‘No Sudden Move’ Review
Skipping cinema screens altogether, ‘No Sudden Move’ the latest film from Steven Soderbergh arrives in the UK this weekend. The film has gone straight to digital, though subscribers of Sky Cinema/NOW can stream it for free. Working from Ed Solomon’s terrific “Coen Brothers meets Elmore Leonard via Shane Black” script, Soderbergh has assembled a ridiculously stacked cast for this hugely enjoyable period crime thriller.
Set in mid-50s Detroit, the film sees Don Cheadle playing Curt Goynes, a low-level criminal recently released from prison and looking for a quick score so he can get out of town. His connection hooks him up with Doug Jones (Brendan Fraser), a middle man for the mob, who pitches him a simple three-man job – hold Matt Wertz’s (David Harbour) family hostage, whilst he retrieves a valuable document from the safe at his work.
In a less than slick manner, Curt and the two other men, Charley (Kieran Culkin) and Ronald (Benicio del Toro) arrive at the Wertz house and take the family hostage. Matt goes to his office as instructed, but then unwisely decides to try and double cross the criminals.
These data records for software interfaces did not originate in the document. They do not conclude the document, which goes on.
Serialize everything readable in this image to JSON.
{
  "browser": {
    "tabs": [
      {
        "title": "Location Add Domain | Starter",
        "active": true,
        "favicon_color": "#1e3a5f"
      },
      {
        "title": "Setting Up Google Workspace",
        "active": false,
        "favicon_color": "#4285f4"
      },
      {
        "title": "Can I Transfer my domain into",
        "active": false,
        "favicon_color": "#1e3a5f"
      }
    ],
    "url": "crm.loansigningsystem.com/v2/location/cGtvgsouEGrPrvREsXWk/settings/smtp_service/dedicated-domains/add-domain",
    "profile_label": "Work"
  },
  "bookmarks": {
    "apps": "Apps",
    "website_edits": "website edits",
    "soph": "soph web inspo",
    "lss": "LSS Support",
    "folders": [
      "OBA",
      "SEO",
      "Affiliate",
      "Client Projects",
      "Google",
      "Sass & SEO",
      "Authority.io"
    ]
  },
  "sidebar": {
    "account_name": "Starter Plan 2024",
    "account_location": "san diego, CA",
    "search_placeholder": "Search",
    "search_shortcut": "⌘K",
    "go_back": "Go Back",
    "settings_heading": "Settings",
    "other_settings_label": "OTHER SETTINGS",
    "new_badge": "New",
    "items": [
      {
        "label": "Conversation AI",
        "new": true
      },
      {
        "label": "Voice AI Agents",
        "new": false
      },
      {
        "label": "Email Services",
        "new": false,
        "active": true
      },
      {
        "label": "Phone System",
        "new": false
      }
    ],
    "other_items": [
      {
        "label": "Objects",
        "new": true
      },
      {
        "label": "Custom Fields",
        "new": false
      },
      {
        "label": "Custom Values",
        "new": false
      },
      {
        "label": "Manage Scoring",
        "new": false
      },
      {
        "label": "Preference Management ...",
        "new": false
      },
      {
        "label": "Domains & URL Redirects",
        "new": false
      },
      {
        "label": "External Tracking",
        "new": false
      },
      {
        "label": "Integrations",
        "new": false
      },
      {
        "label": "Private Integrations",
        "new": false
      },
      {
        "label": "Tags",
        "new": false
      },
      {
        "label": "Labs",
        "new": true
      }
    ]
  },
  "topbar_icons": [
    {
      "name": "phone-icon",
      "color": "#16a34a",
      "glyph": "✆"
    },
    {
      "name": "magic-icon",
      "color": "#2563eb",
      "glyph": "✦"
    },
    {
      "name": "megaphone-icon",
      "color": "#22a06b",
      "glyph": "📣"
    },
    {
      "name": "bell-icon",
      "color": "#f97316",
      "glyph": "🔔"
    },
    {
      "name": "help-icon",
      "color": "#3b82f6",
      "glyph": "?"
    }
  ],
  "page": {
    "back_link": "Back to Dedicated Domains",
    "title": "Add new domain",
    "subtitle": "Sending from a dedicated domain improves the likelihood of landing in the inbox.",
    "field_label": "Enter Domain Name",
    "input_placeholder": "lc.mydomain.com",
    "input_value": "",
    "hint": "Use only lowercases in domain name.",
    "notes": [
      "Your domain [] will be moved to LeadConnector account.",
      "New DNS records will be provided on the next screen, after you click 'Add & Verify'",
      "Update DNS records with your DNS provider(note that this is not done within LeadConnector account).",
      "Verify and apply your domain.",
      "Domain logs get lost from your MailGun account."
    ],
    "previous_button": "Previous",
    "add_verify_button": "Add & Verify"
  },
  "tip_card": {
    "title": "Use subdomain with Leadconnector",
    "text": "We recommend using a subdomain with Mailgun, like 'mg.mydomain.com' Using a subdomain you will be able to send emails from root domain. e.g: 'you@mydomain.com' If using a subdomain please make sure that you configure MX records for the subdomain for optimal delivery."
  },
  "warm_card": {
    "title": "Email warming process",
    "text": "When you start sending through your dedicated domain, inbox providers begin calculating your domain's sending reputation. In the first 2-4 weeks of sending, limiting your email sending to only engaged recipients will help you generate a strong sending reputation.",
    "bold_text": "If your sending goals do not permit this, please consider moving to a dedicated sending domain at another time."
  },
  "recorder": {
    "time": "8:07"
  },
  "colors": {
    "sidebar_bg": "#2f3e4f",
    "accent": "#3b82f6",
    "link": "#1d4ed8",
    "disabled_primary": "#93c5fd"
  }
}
Things go awry, to say the least, and they all soon find themselves in the dangerous crosshairs of two rival gangsters, Frank Capelli (Ray Liotta) and Aldrick Watkins (Bill Duke).
Curt realises they have been set up, and he flees with Ronald. Caught at the wrong end of a far-reaching criminal conspiracy, the rest of the film sees the two crooks trying to piece together what happened, as the sprawling and complex plot winds around them. And it is extremely complicated. Not just the twisty plot and ever-expanding cast of players, but also the inner lives of our main characters. Solomon’s script keeps adding layers and complications, which brilliantly ramps up the drama and desperation of the bleakly funny situation they find themselves in.
Another heist movie at this point in his illustrious career could easily see Soderbergh operating on autopilot, but nothing could be further from the truth. Even working in a relatively stripped back style, he brings his trademark visual panache to proceedings. The film has a pleasingly vintage vibe, supplemented by the director’s use of ultra-wide angle anamorphic lenses, giving the film a distorted vignette-like appearance.
And whilst we’re all gleefully soaking up the slick stylistics and trying to follow the sleight-of-hand tricksiness of the heist-gone-wrong plot, Soderbergh is stealthily treating us to a film about something else altogether. The true intentions of ‘No Sudden Move’, like the blurred edges of the frame come into laser sharp focus in a final reel showdown with yet another A-lister smuggled deep on the call sheet.
And what a call sheet it is. As well as those already mentioned, there is Jon Hamm as a lawman on the trail of Curt and Ronald, Julia Fox as a scheming gangster’s moll, Amy Seimetz and Frankie Shaw as the women in Wertz’s life, and Noah Jupe as his son. The performances are uniformly terrific, but it is Don Cheadle’s film. His world-weary crook, dreaming of one last shot of a life better than this, is his best work in years.